## WHAT TO DO
Copy out each line of the data that includes the string "label".
*** Opening DATA EXCERPTS ***
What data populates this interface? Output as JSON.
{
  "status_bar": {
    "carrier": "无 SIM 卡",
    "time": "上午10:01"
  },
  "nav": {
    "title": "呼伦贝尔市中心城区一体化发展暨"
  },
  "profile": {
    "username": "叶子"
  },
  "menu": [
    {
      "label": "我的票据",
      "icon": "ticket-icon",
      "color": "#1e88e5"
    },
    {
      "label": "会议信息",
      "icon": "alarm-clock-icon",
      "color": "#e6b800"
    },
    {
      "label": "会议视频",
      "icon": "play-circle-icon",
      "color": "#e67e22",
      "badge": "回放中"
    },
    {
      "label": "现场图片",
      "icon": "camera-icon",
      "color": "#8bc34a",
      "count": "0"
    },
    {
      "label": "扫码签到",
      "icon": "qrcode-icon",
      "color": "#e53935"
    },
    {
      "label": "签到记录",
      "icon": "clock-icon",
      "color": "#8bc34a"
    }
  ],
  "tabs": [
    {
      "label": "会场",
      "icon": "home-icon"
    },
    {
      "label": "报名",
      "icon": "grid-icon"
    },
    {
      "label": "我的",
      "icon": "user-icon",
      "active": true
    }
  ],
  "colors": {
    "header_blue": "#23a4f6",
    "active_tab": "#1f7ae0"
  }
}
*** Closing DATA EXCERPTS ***
## YOUR SOLUTION
      "label": "我的票据",
      "label": "会议信息",
      "label": "会议视频",
      "label": "现场图片",
      "label": "扫码签到",
      "label": "签到记录",
      "label": "会场",
      "label": "报名",
      "label": "我的",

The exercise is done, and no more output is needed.